BST and Giuliani signed a retainer agreement in April 2018, which laid out the precise rates the firm would be charging for its services related to his “pending matrimonial action.” Partners earned hourly rates between $410 and $575, senior managers got $335 to $400, managers and senior analysts were billed out at $185 to $275, and “other department staff” came in at $100 to $180.
During the divorce proceedings, Giuliani estimated his monthly expenses at $232,000.
One detailed invoice from BST shows how three accountants and one fraud examiner at the firm combed through Giuliani’s finances beginning in November 2019, together racking up 42 hours of work over a few weeks while they reviewed a year’s worth of American Express bills, examined 15-year-old tax returns, and scrutinized the assets he had shortly after leaving the mayor’s office.

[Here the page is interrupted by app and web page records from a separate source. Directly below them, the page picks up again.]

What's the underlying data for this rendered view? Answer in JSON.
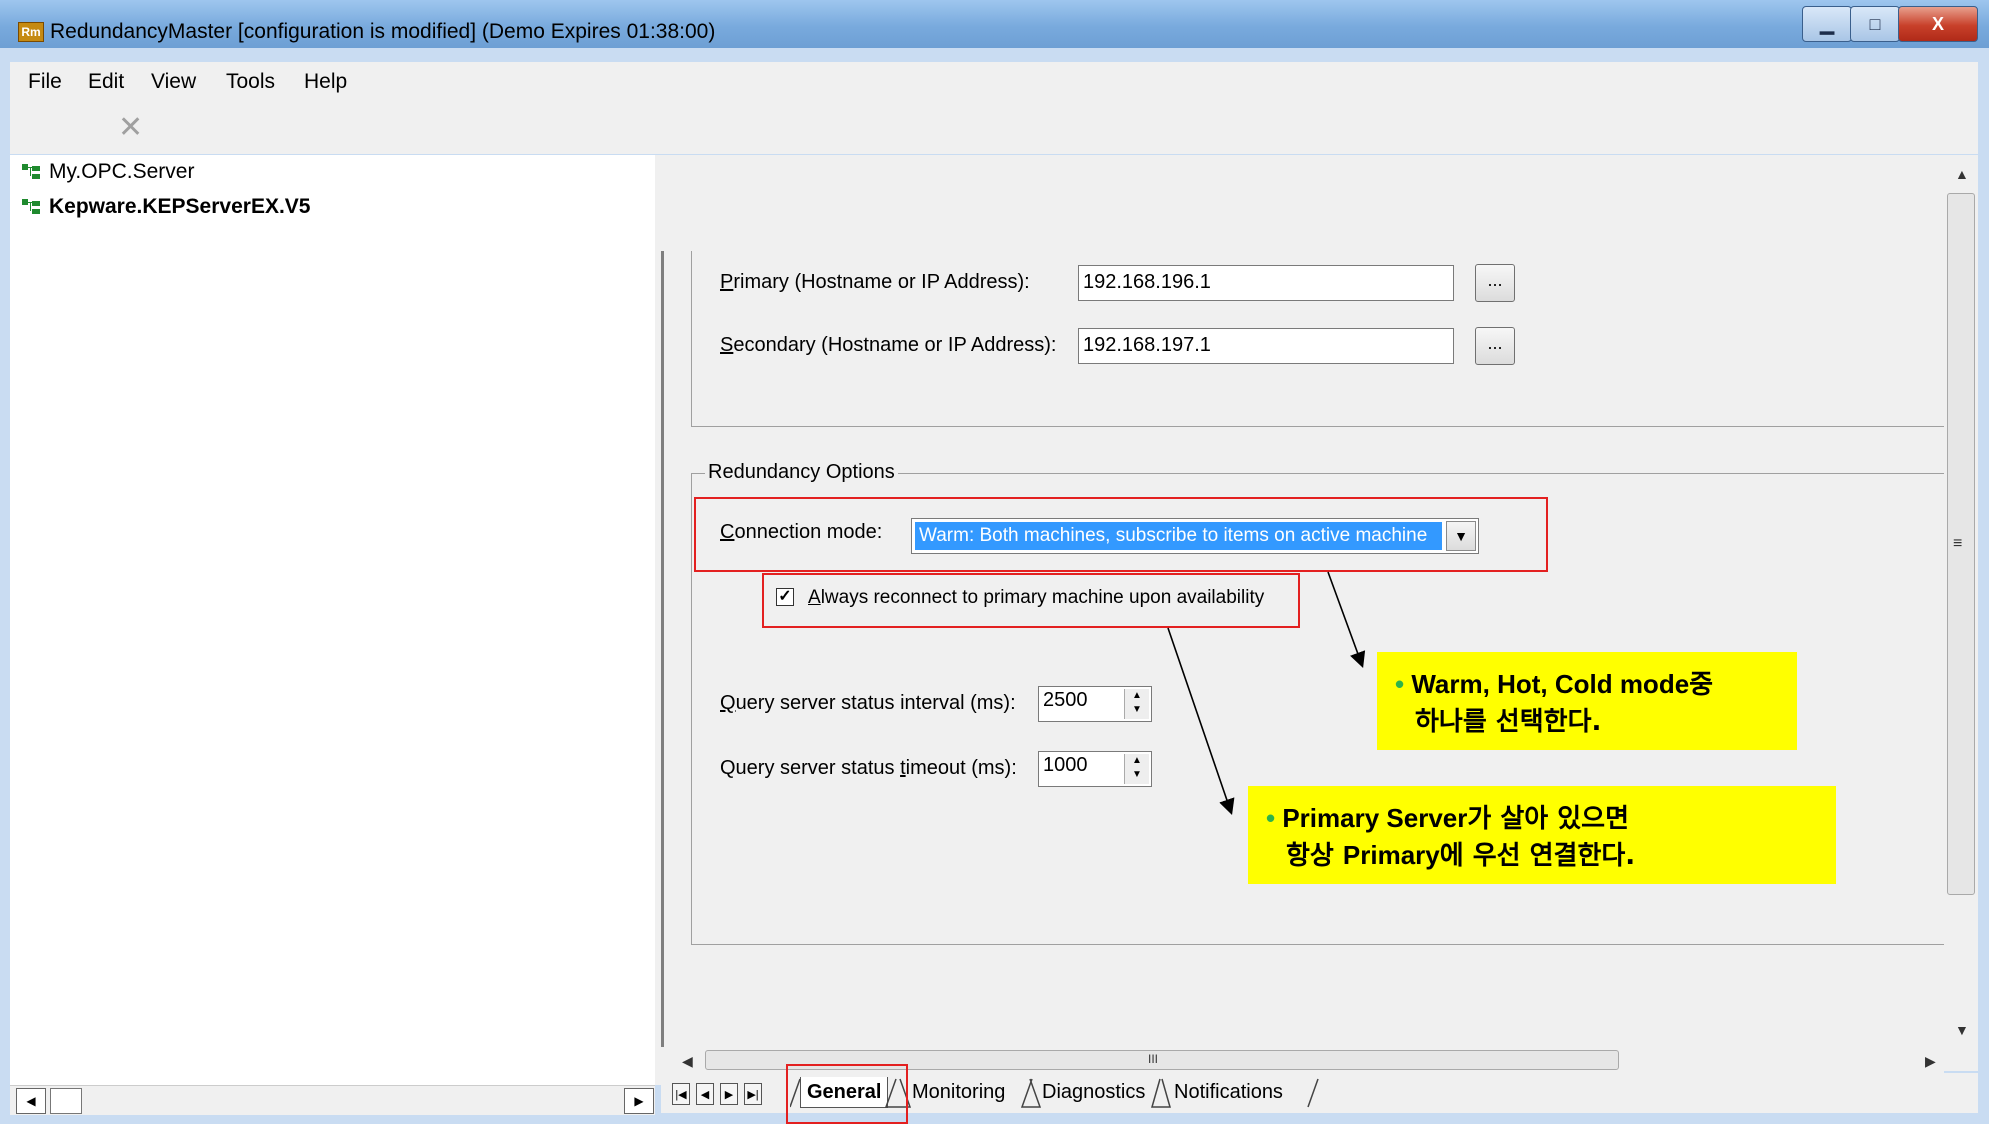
{
  "window": {
    "app_icon_text": "Rm",
    "title": "RedundancyMaster [configuration is modified] (Demo Expires 01:38:00)",
    "minimize_glyph": "▁",
    "maximize_glyph": "□",
    "close_glyph": "X"
  },
  "menu": {
    "file": "File",
    "edit": "Edit",
    "view": "View",
    "tools": "Tools",
    "help": "Help"
  },
  "toolbar": {
    "delete_glyph": "✕"
  },
  "tree": {
    "items": [
      {
        "label": "My.OPC.Server"
      },
      {
        "label": "Kepware.KEPServerEX.V5"
      }
    ]
  },
  "servers": {
    "primary_label_key": "P",
    "primary_label_rest": "rimary (Hostname or IP Address):",
    "primary_value": "192.168.196.1",
    "secondary_label_key": "S",
    "secondary_label_rest": "econdary (Hostname or IP Address):",
    "secondary_value": "192.168.197.1",
    "browse_label": "..."
  },
  "redundancy": {
    "group_title": "Redundancy Options",
    "connection_label_key": "C",
    "connection_label_rest": "onnection mode:",
    "connection_value": "Warm: Both machines, subscribe to items on active machine",
    "reconnect_checked_glyph": "✓",
    "reconnect_label_key": "A",
    "reconnect_label_rest": "lways reconnect to primary machine upon availability",
    "interval_label_key": "Q",
    "interval_label_rest": "uery server status interval (ms):",
    "interval_value": "2500",
    "timeout_label_pre": "Query server status ",
    "timeout_label_key": "t",
    "timeout_label_rest": "imeout (ms):",
    "timeout_value": "1000"
  },
  "annotations": {
    "bullet": "•",
    "mode_note_bold": "Warm, Hot, Cold mode",
    "mode_note_ko1": "중",
    "mode_note_ko2": "하나를 선택한다.",
    "primary_note_bold": "Primary Server",
    "primary_note_ko1": "가 살아 있으면",
    "primary_note_ko2_pre": "항상 ",
    "primary_note_bold2": "Primary",
    "primary_note_ko2_post": "에 우선 연결한다."
  },
  "tabs": {
    "nav_first": "|◀",
    "nav_prev": "◀",
    "nav_next": "▶",
    "nav_last": "▶|",
    "general": "General",
    "monitoring": "Monitoring",
    "diagnostics": "Diagnostics",
    "notifications": "Notifications"
  },
  "scroll": {
    "up": "▲",
    "down": "▼",
    "left": "◀",
    "right": "▶",
    "grip": "≡",
    "hgrip": "III"
  }
}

That invoice showed that Giuliani was already behind by $36,125, and the additional work jacked up the total bill to $50,833.
BST sent numerous demand letters—filed in court as exhibits alongside the firm’s complaint—to the former federal prosecutor. Giuliani ignored them all, according to the lawsuit.

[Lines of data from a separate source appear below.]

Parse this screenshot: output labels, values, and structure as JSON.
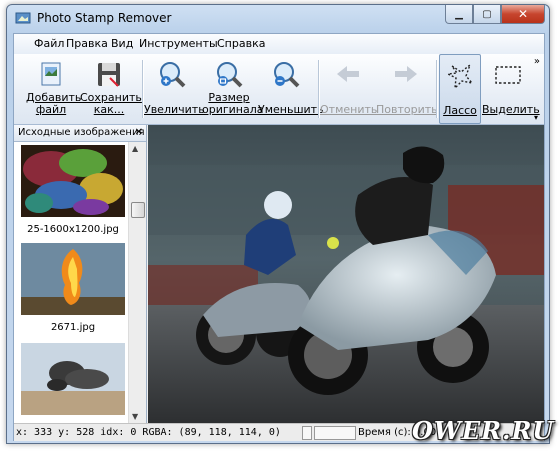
{
  "window": {
    "title": "Photo Stamp Remover",
    "min_label": "▁",
    "max_label": "▢",
    "close_label": "✕"
  },
  "menu": [
    "Файл",
    "Правка",
    "Вид",
    "Инструменты",
    "Справка"
  ],
  "toolbar": {
    "add_file": "Добавить файл",
    "save_as": "Сохранить как...",
    "zoom_in": "Увеличить",
    "original_size": "Размер оригинала",
    "zoom_out": "Уменьшить",
    "undo": "Отменить",
    "redo": "Повторить",
    "lasso": "Лассо",
    "select": "Выделить",
    "overflow": "»"
  },
  "panel": {
    "title": "Исходные изображения",
    "close": "✕",
    "thumbnails": [
      {
        "caption": "25-1600x1200.jpg"
      },
      {
        "caption": "2671.jpg"
      },
      {
        "caption": ""
      }
    ]
  },
  "status": {
    "coords": "x: 333 y: 528  idx: 0  RGBA: (89, 118, 114, 0)",
    "time": "Время (с): 0.000"
  },
  "watermark": "OWER.RU",
  "colors": {
    "titlebar": "#c6d8ee",
    "close_button": "#c7452e",
    "lasso_active": "#c9d8ea"
  }
}
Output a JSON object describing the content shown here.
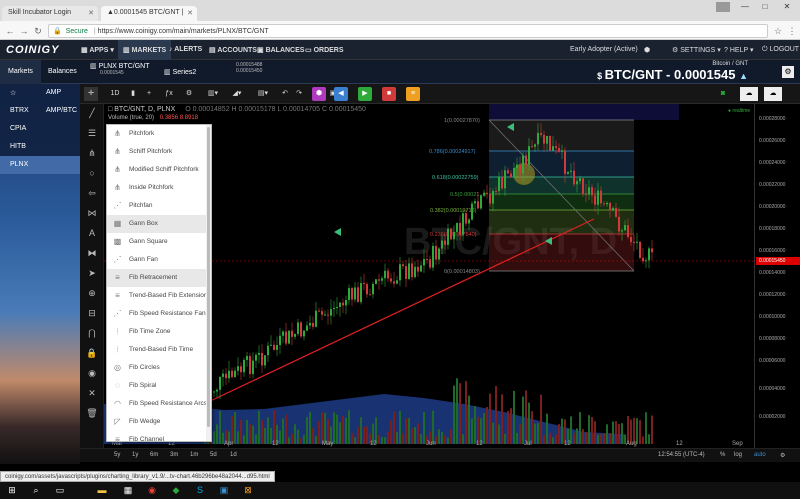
{
  "browser": {
    "tabs": [
      {
        "title": "Skill Incubator Login",
        "active": false
      },
      {
        "title": "▲0.0001545 BTC/GNT |",
        "active": true
      }
    ],
    "secure_label": "Secure",
    "url": "https://www.coinigy.com/main/markets/PLNX/BTC/GNT"
  },
  "app": {
    "logo": "COINIGY",
    "nav": [
      {
        "label": "APPS",
        "icon": "grid-icon"
      },
      {
        "label": "MARKETS",
        "icon": "chart-icon",
        "active": true
      },
      {
        "label": "ALERTS",
        "icon": "bell-icon"
      },
      {
        "label": "ACCOUNTS",
        "icon": "bank-icon"
      },
      {
        "label": "BALANCES",
        "icon": "wallet-icon"
      },
      {
        "label": "ORDERS",
        "icon": "cart-icon"
      }
    ],
    "account_status": "Early Adopter (Active)",
    "right_nav": [
      {
        "label": "SETTINGS",
        "icon": "gear-icon"
      },
      {
        "label": "HELP",
        "icon": "question-icon"
      },
      {
        "label": "LOGOUT",
        "icon": "power-icon"
      }
    ]
  },
  "subheader": {
    "side_tabs": [
      "Markets",
      "Balances"
    ],
    "market_tabs": [
      {
        "name": "PLNX BTC/GNT",
        "sub": "0.0001545"
      },
      {
        "name": "Series2",
        "sub": ""
      },
      {
        "name": "0.00015488",
        "sub": "0.00015450"
      }
    ],
    "pair_label": "Bitcoin / GNT",
    "price": "BTC/GNT - 0.0001545",
    "price_arrow": "▲"
  },
  "sidebar": {
    "rows": [
      {
        "icon": "star-icon",
        "left": "☆",
        "right": "AMP"
      },
      {
        "left": "BTRX",
        "right": "AMP/BTC"
      },
      {
        "left": "CPIA",
        "right": ""
      },
      {
        "left": "HITB",
        "right": ""
      },
      {
        "left": "PLNX",
        "right": ""
      }
    ]
  },
  "toolbar": {
    "interval": "1D",
    "buttons": [
      "+",
      "⚙"
    ],
    "colored_buttons": [
      {
        "icon": "cube-icon",
        "color": "#b03abf"
      },
      {
        "icon": "megaphone-icon",
        "color": "#3a7fd0"
      },
      {
        "icon": "play-icon",
        "color": "#2eaa3a"
      },
      {
        "icon": "stop-icon",
        "color": "#d03a3a"
      },
      {
        "icon": "list-icon",
        "color": "#f0a020"
      }
    ]
  },
  "chart_header": {
    "symbol": "BTC/GNT, D, PLNX",
    "ohlc": "O 0.00014852  H 0.00015178  L 0.00014705  C 0.00015450",
    "volume": "Volume (true, 20)",
    "vol_value": "0.3856  8.8918",
    "realtime": "realtime"
  },
  "drawing_menu": {
    "items": [
      {
        "label": "Pitchfork",
        "icon": "pitchfork-icon"
      },
      {
        "label": "Schiff Pitchfork",
        "icon": "schiff-pitchfork-icon"
      },
      {
        "label": "Modified Schiff Pitchfork",
        "icon": "modified-schiff-pitchfork-icon"
      },
      {
        "label": "Inside Pitchfork",
        "icon": "inside-pitchfork-icon"
      },
      {
        "label": "Pitchfan",
        "icon": "pitchfan-icon"
      },
      {
        "label": "Gann Box",
        "icon": "gann-box-icon",
        "highlight": true
      },
      {
        "label": "Gann Square",
        "icon": "gann-square-icon"
      },
      {
        "label": "Gann Fan",
        "icon": "gann-fan-icon"
      },
      {
        "label": "Fib Retracement",
        "icon": "fib-retracement-icon",
        "highlight": true
      },
      {
        "label": "Trend-Based Fib Extension",
        "icon": "fib-extension-icon"
      },
      {
        "label": "Fib Speed Resistance Fan",
        "icon": "fib-speed-fan-icon"
      },
      {
        "label": "Fib Time Zone",
        "icon": "fib-time-zone-icon"
      },
      {
        "label": "Trend-Based Fib Time",
        "icon": "fib-time-icon"
      },
      {
        "label": "Fib Circles",
        "icon": "fib-circles-icon"
      },
      {
        "label": "Fib Spiral",
        "icon": "fib-spiral-icon"
      },
      {
        "label": "Fib Speed Resistance Arcs",
        "icon": "fib-arcs-icon"
      },
      {
        "label": "Fib Wedge",
        "icon": "fib-wedge-icon"
      },
      {
        "label": "Fib Channel",
        "icon": "fib-channel-icon"
      }
    ]
  },
  "fib_levels": [
    {
      "label": "1(0.00027870)",
      "color": "#888888"
    },
    {
      "label": "0.786(0.00024917)",
      "color": "#3a8fd0"
    },
    {
      "label": "0.618(0.00022759)",
      "color": "#3ac0a0"
    },
    {
      "label": "0.5(0.00021...)",
      "color": "#3aa03a"
    },
    {
      "label": "0.382(0.00019718)",
      "color": "#7ab03a"
    },
    {
      "label": "0.236(0.00017840)",
      "color": "#d03a3a"
    },
    {
      "label": "0(0.00014803)",
      "color": "#888888"
    }
  ],
  "yaxis": {
    "labels": [
      "0.00028000",
      "0.00026000",
      "0.00024000",
      "0.00022000",
      "0.00020000",
      "0.00018000",
      "0.00016000",
      "0.00014000",
      "0.00012000",
      "0.00010000",
      "0.00008000",
      "0.00006000",
      "0.00004000",
      "0.00002000"
    ],
    "current": "0.00015450"
  },
  "xaxis": {
    "labels": [
      "Mar",
      "12",
      "Apr",
      "12",
      "May",
      "12",
      "Jun",
      "12",
      "Jul",
      "12",
      "Aug",
      "12",
      "Sep"
    ]
  },
  "bottombar": {
    "ranges": [
      "5y",
      "1y",
      "6m",
      "3m",
      "1m",
      "5d",
      "1d"
    ],
    "time": "12:54:55 (UTC-4)",
    "modes": [
      "%",
      "log",
      "auto"
    ]
  },
  "status_url": "coinigy.com/assets/javascripts/plugins/charting_library_v1.9/...tv-chart.46b296be48a2044...d95.html",
  "taskbar": {
    "icons": [
      "windows-icon",
      "search-icon",
      "task-view-icon",
      "explorer-icon",
      "chrome-icon",
      "camtasia-icon",
      "skype-icon",
      "mail-icon",
      "photos-icon",
      "app-icon"
    ]
  }
}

“As you know, our retainer agreement is very specific with respect to payment terms,” said the first, sent in Oct. 2021. “You are in breach of that agreement and, accordingly, we must again insist on immediate payment of the balance due.”
A second demand letter warned Giuliani that BST was prepared to refer his account to collections if he didn’t make good on the debt.

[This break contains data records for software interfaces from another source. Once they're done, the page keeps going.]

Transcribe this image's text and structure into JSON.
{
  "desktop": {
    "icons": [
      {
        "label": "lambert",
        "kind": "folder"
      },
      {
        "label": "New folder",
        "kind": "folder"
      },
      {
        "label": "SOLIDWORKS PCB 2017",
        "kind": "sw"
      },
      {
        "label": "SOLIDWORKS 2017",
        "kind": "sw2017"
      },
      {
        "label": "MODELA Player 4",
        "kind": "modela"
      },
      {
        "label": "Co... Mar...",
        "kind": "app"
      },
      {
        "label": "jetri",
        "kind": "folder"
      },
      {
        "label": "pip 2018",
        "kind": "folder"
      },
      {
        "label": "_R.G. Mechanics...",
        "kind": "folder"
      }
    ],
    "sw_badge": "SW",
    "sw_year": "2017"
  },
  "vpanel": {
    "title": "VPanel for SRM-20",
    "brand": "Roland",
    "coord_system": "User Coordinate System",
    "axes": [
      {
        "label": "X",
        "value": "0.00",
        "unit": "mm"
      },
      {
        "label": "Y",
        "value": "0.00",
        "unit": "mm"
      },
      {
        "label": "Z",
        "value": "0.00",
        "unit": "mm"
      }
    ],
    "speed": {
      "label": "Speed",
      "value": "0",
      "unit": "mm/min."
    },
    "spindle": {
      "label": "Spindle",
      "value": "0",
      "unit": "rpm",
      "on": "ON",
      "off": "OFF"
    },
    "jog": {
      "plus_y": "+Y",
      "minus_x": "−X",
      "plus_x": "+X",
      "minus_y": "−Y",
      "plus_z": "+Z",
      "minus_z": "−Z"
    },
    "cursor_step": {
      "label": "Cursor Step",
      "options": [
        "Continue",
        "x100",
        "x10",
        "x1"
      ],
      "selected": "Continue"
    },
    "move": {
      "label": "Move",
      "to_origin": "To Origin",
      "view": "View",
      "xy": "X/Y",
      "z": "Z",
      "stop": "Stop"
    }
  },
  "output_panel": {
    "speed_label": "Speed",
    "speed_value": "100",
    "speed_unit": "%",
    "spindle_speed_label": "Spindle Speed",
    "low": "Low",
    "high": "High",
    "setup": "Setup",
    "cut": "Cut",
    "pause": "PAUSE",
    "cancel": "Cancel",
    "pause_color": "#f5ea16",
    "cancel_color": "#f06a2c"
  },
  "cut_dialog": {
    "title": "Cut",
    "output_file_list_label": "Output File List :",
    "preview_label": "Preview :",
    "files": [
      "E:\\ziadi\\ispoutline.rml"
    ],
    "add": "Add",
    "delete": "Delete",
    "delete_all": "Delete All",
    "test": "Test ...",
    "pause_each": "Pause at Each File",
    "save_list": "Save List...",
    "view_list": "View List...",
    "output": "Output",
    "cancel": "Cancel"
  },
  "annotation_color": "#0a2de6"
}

“It is not our desire to undertake such a distasteful course of action and we have been patient to this point, but your continued disregard of your obligation to this firm can no longer be tolerated,” the letter said. “We thank you in advance for your immediate attention to this matter.”
A third letter, sent Aug. 9, 2023, opened simply, “Dear Mr. Giuliani: This is an attempt to collect a debt. Any information will be used for that purpose.” It gave Giuliani exactly 30 days to dispute the charges in writing or pay up.
According to the lawsuit, he never did. And Giuliani’s foot-dragging means he now owes more than double the original cost.
Giuliani spokesman Ted Goodman did not respond to The Daily Beast’s requests for comment on Tuesday. A message sent to the law firm BST hired to collect the debt from Giuliani went unanswered.
This isn’t the first time Giuliani has been accused of stiffing the people who helped him sort through his divorce from Nathan, the nurse he was married to for nearly 16 years.
In August 2020, art adviser and TV personality Miller Gaffney sued him for $15,700, claiming that Giuliani never paid her for the work she’d done—appraising the estranged couple’s art collection to figure out how to fairly split it. She claimed she had demanded Giuliani pay the bill nine times over nearly a year before finally deciding to sue.
Gaffney dropped her lawsuit two months later after Giuliani didn’t even bother to file any court papers in response.
For Giuliani, it’s only getting worse from here. There’s another massive bill on the horizon—and potentially some prison time, too.
Giuliani has lost a defamation case in the nation’s capital before it even goes to trial, as a Washington federal judge has already decided that the disgraced former mayor spread vicious lies about two Georgia poll workers in his conspiracy-laden attempt to reverse Trump’s election loss in 2020. Giuliani is now begging the judge to not put the matter to a jury for a damages-only trial, asking her to instead make the decision herself.
Meanwhile, the guy who once took all the credit for dismantling the New York mob is facing his own criminal racketeering case in Fulton County, Georgia for trying to overturn the election there on Trump’s behalf. The case is looking increasingly dire for the many co-defendants left, given that several MAGA insiders have already flipped, including lawyer Kenneth Chesebro and Sidney Powell.
And as if that’s not enough, Giuliani keeps cycling through defense lawyers in Atlanta. After one withdrew from the case, a second one just last month tried to drop out as well. All of them, presumably, expect to get paid.